As we stated above, each panel produces about 40 Million Joules in a Day on average.  This is why we recommend that each Panel has approx 50 Gallons or 200 Litres of storage because one panel will heat the tank up to shower temperatures in one day.  Remember that this is an average number, in the summer the panels will produce more heat and in winter will produce less.  In the summer the tank temperature could easily be up to 180 Dec F.  This is why it is necessary to size the system properly because once it gets to +180 Deg F there needs to be a way of dumping the excess heat to cool down your system.

Remember when you go away on holiday, there is no-one using the water in the house.  You tank will get very hot!  This is why you need to size the system properly, a tank with no way of shutting off the heat can be very dangerous.

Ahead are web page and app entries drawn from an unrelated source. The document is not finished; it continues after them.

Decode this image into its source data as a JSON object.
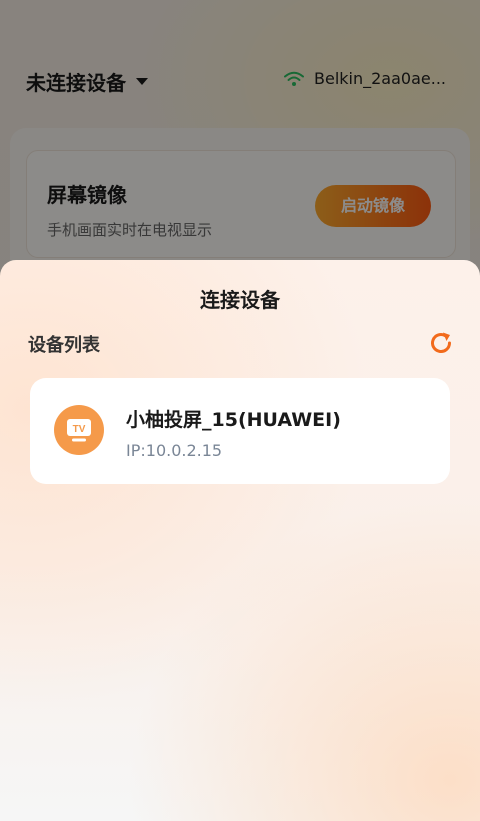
{
  "background": {
    "device_status": "未连接设备",
    "wifi_name": "Belkin_2aa0ae...",
    "mirror_card": {
      "title": "屏幕镜像",
      "subtitle": "手机画面实时在电视显示",
      "button_label": "启动镜像"
    }
  },
  "sheet": {
    "title": "连接设备",
    "list_header": "设备列表",
    "devices": [
      {
        "name": "小柚投屏_15(HUAWEI)",
        "ip": "IP:10.0.2.15",
        "icon": "tv-icon",
        "icon_label": "TV"
      }
    ]
  },
  "colors": {
    "accent": "#f26a1b",
    "tv_icon_bg": "#f59a4a",
    "ip_text": "#7a8696"
  }
}
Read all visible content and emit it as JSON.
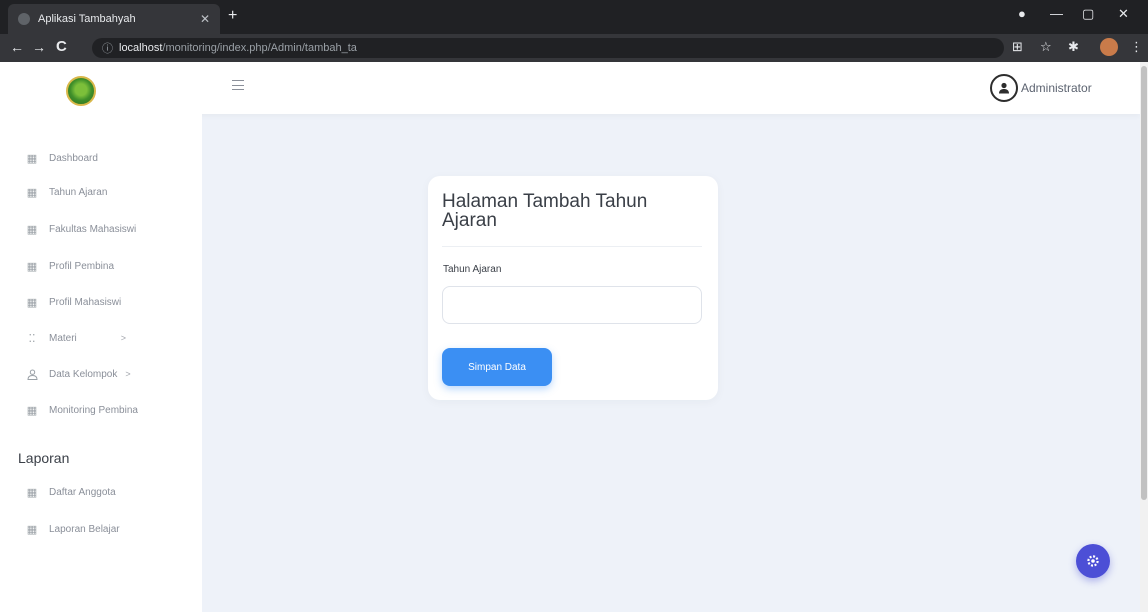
{
  "browser": {
    "tab_title": "Aplikasi Tambahyah",
    "address_host": "localhost",
    "address_path": "/monitoring/index.php/Admin/tambah_ta"
  },
  "header": {
    "user_name": "Administrator"
  },
  "sidebar": {
    "items": [
      {
        "label": "Dashboard",
        "icon": "grid-icon"
      },
      {
        "label": "Tahun Ajaran",
        "icon": "grid-icon"
      },
      {
        "label": "Fakultas Mahasiswi",
        "icon": "grid-icon"
      },
      {
        "label": "Profil Pembina",
        "icon": "grid-icon"
      },
      {
        "label": "Profil Mahasiswi",
        "icon": "grid-icon"
      },
      {
        "label": "Materi",
        "icon": "dots-icon",
        "has_submenu": true
      },
      {
        "label": "Data Kelompok",
        "icon": "user-icon",
        "has_submenu": true
      },
      {
        "label": "Monitoring Pembina",
        "icon": "grid-icon"
      }
    ],
    "section_heading": "Laporan",
    "report_items": [
      {
        "label": "Daftar Anggota",
        "icon": "grid-icon"
      },
      {
        "label": "Laporan Belajar",
        "icon": "grid-icon"
      }
    ]
  },
  "form": {
    "title": "Halaman Tambah Tahun Ajaran",
    "field_label": "Tahun Ajaran",
    "field_value": "",
    "submit_label": "Simpan Data"
  },
  "colors": {
    "primary": "#3b8ff3",
    "fab": "#4c4fd6",
    "background": "#eef2f9"
  }
}
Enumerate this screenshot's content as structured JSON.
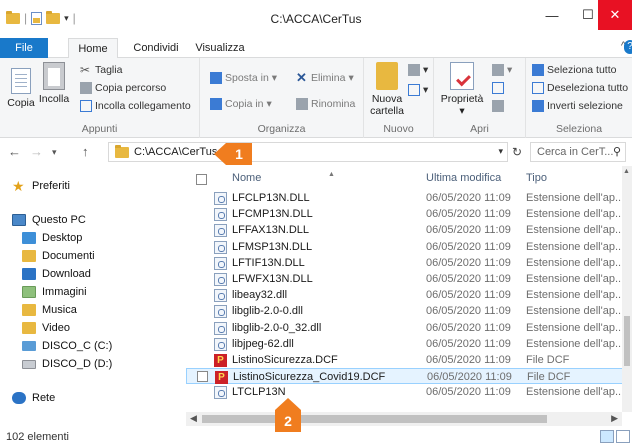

Different Solar Collectors from Different Manufactures will produce different amounts of heat.  You might need to adjust the calculations.
I hope you found this useful.  If you have any suggestions for future topics, let us know and we will try to include them in future news letters.
latitude51 solar

Until a few weeks ago we had until the end of March 2011 to apply for the Solar Water Heating Incentives for  commercial projects.  About 2 weeks ago the program was changed and all applications must now be submitted BEFORE 1st OCTOBER 2010.  Also the system must be installed and commissioned prior to 31st December 2010.

This greatly increases pressure to start planning commercial projects ASAP.  If you have a business that uses a lot of water heating then you should look to reducing your energy costs by using Solar Water Heating.  The incentives are huge and apply to the whole of Canada.  The Solar Collectors can be used for both water heating and for Hydronic Space Heating.
Commercial project take time to plan and design, time is running out on the incentive program.